Turning to the second recent surprise, inflation, consumer prices (CPI) rose 0.8 percent in April, despite flat energy prices. Increases were widespread, but they were especially large in commodities. The increase in prices of commodities (excluding food and energy) was a full 2.0 percent last month. Within this category, the price of used cars surged 10 percent as chip shortages curbed the production of new motor vehicles (and employment in that industry) and sent many buyers scrambling for used cars. Chip shortages also showed through in the prices of TVs (up 3 percent) and computers (up 5 percent), both of which typically decline over time. At the producer level, prices of consumer goods recorded sizable increases at both the final and intermediate stages of production, implying that more increases in the prices of goods at the consumer level are in the pipeline.
Large increases in service prices were also reported in April, especially for those services hardest hit by the pandemic. Airfares rose 10.2 percent, admission to sporting events jumped 10.1 percent, rates for lodging away from home (hotels) climbed 7.6 percent, and car and truck rental rates surged 16.2 percent.
Much of the outsized increases in the prices of consumer goods and services in April can be attributed to the return to a more normal economy and to temporary strains from the shortage of chips and other supply chain disruptions. Thus, these increases can be regarded as transitory and should not trigger inflation worries going forward. However, the pervasive increases elsewhere among goods and services suggest that inflation has indeed picked up on a more sustained basis and may be threatening to outpace the Fed’s target of 2 percent average inflation over time.
Indeed, market participants have become more worried about the outlook for inflation as shown by the increase in longer-term inflation compensation—expected inflation plus the premium for inflation risk—derived from the market for Treasury securities. Inflation compensation has moved up sharply over recent weeks, likely as both expected inflation and inflation risk has risen. This comes alongside a growing number of stories and commentaries expressing concern that the inflation genie has gotten out of the bottle. Rising inflation expectations by themselves will add upward pressure to inflation on a sustained basis (see April 19, 2021 commentary, Inflation is Coming, but How Much?).
As noted in a recent commentary (see April 19, 2021 posting), inflationary forces are building that are being powered by strong consumer demand juxtaposed against restraints on supply in a number of sectors.

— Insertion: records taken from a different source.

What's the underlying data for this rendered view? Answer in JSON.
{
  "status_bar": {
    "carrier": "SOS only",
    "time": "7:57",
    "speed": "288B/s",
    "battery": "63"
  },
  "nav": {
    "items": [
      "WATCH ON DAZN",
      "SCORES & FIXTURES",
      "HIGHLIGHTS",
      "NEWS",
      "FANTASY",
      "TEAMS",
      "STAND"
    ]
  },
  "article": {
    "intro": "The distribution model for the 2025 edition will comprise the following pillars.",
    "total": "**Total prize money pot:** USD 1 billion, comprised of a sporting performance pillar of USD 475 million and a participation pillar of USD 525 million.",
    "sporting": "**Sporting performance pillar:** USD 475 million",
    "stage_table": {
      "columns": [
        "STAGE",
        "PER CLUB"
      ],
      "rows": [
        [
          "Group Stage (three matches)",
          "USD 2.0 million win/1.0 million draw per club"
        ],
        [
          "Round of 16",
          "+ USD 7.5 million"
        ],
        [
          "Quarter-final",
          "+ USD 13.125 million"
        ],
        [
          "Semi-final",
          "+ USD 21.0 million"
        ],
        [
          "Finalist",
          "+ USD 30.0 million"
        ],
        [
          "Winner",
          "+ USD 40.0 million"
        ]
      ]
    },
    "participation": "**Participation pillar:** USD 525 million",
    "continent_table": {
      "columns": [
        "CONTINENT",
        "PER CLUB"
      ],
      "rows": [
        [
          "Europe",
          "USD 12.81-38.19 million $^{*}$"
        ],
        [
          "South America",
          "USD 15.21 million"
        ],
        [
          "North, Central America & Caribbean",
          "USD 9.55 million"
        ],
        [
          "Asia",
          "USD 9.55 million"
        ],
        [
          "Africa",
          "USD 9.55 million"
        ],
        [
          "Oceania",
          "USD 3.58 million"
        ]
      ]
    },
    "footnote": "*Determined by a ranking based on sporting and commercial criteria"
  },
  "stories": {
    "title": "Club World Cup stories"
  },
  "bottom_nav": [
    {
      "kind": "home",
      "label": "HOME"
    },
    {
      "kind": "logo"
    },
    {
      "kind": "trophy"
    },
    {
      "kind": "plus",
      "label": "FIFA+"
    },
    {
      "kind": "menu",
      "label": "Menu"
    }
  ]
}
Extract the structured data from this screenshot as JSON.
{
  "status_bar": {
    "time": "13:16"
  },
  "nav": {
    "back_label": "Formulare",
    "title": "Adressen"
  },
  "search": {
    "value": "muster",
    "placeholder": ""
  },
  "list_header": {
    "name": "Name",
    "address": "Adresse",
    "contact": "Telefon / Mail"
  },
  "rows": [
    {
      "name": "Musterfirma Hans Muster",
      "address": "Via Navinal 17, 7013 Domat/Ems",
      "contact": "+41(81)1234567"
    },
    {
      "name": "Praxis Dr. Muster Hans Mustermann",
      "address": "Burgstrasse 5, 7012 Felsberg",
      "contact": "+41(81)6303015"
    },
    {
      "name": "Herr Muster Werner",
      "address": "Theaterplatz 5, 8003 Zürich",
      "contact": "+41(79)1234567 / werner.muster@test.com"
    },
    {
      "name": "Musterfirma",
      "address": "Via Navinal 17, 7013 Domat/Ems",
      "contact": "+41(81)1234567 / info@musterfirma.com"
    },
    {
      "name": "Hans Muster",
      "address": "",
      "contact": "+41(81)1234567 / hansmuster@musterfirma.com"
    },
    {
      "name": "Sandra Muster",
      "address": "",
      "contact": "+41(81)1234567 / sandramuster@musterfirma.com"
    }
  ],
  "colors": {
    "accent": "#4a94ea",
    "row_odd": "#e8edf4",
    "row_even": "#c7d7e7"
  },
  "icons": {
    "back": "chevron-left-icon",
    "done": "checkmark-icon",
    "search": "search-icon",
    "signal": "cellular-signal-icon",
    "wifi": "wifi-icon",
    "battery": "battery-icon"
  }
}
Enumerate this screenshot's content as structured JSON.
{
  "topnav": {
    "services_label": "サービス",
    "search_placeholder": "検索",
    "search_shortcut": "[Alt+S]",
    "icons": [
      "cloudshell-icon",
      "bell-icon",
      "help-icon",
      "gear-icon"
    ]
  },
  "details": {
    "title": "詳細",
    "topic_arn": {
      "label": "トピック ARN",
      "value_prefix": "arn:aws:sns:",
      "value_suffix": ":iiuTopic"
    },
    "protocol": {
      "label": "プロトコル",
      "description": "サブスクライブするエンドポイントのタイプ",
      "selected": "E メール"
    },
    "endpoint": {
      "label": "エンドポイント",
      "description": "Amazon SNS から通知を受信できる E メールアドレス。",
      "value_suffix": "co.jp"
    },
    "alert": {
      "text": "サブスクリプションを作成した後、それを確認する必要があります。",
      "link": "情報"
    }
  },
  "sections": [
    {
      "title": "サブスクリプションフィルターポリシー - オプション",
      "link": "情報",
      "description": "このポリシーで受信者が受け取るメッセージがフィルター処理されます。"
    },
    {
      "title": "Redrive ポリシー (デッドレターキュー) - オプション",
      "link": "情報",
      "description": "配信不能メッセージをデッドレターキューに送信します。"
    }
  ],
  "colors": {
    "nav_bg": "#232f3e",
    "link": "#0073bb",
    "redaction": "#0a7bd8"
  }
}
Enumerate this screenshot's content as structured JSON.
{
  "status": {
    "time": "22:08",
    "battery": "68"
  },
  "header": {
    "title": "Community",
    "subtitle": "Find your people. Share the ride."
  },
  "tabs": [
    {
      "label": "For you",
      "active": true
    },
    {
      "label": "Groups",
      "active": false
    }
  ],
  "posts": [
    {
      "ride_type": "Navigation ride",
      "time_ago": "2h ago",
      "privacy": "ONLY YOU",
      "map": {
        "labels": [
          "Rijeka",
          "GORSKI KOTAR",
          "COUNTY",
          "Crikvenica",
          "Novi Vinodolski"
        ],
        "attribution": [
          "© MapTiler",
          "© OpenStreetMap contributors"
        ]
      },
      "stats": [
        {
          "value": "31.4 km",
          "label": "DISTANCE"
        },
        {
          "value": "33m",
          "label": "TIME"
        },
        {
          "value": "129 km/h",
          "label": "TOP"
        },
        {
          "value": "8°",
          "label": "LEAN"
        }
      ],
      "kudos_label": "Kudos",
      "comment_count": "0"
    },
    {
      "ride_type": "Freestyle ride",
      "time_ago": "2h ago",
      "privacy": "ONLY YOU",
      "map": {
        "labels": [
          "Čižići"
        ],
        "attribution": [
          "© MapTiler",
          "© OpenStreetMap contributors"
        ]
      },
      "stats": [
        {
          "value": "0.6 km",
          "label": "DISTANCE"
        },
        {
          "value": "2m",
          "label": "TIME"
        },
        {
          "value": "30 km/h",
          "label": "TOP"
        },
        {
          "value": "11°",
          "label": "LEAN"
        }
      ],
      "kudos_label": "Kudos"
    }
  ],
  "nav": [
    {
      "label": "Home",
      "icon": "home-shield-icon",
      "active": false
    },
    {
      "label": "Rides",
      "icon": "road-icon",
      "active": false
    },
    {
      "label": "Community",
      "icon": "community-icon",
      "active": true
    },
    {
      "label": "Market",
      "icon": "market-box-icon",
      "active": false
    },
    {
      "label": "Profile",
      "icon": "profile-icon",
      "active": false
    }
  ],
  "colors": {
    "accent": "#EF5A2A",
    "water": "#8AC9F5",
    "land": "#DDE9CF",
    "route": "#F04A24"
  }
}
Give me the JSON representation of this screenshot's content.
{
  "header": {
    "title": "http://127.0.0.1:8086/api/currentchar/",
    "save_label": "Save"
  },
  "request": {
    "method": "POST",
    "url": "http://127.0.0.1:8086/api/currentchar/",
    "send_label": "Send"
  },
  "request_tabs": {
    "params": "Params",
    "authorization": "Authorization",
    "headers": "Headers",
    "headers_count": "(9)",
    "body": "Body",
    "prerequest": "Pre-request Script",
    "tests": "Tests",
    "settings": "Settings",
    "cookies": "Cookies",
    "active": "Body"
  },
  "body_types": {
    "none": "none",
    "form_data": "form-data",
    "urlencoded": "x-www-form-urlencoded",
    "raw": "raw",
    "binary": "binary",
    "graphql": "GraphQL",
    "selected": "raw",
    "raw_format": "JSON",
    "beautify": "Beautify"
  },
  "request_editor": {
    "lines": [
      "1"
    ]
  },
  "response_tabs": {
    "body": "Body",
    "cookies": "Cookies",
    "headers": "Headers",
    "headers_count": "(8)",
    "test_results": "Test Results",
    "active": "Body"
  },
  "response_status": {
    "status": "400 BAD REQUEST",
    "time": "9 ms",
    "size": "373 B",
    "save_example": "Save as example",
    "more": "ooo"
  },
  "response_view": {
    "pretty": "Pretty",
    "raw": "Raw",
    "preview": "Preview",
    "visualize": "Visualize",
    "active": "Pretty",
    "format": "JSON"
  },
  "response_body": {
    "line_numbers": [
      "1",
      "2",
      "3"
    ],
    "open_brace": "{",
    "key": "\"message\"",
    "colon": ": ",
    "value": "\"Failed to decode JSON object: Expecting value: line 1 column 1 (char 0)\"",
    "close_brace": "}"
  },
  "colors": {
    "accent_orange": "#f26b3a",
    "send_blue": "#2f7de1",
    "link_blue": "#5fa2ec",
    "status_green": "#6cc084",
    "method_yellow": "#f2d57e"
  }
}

Moreover, inventories have been drawn down to extraordinarily low levels, as shown in the next chart depicting inventories relative to sales in the retail sector. Efforts to replenish lean inventories are adding to demands being placed on producers.
It’s unlikely that producers can match the strong demand in the months ahead. The result is going to be ongoing pressures on prices, only some of which will be temporary. The risk at this point is that the Fed will be overshooting its near-term objective for inflation of moderately above 2 percent. It is seeking inflation moderately above 2 percent to balance against a steady shortfall from 2 percent over recent years in its effort to achieve average inflation of 2 percent over time. Whether in this situation the Fed will maintain its highly accommodative policy stance or begin to raise the federal funds rate and curtail asset purchases is an open question. In the first instance, the risks of even more inflation may be building, while in the second instance, the upward march in interest rates will come sooner and will spoil the party in financial markets. In any event, the prospects for engineering the desired soft landing seem to be fading.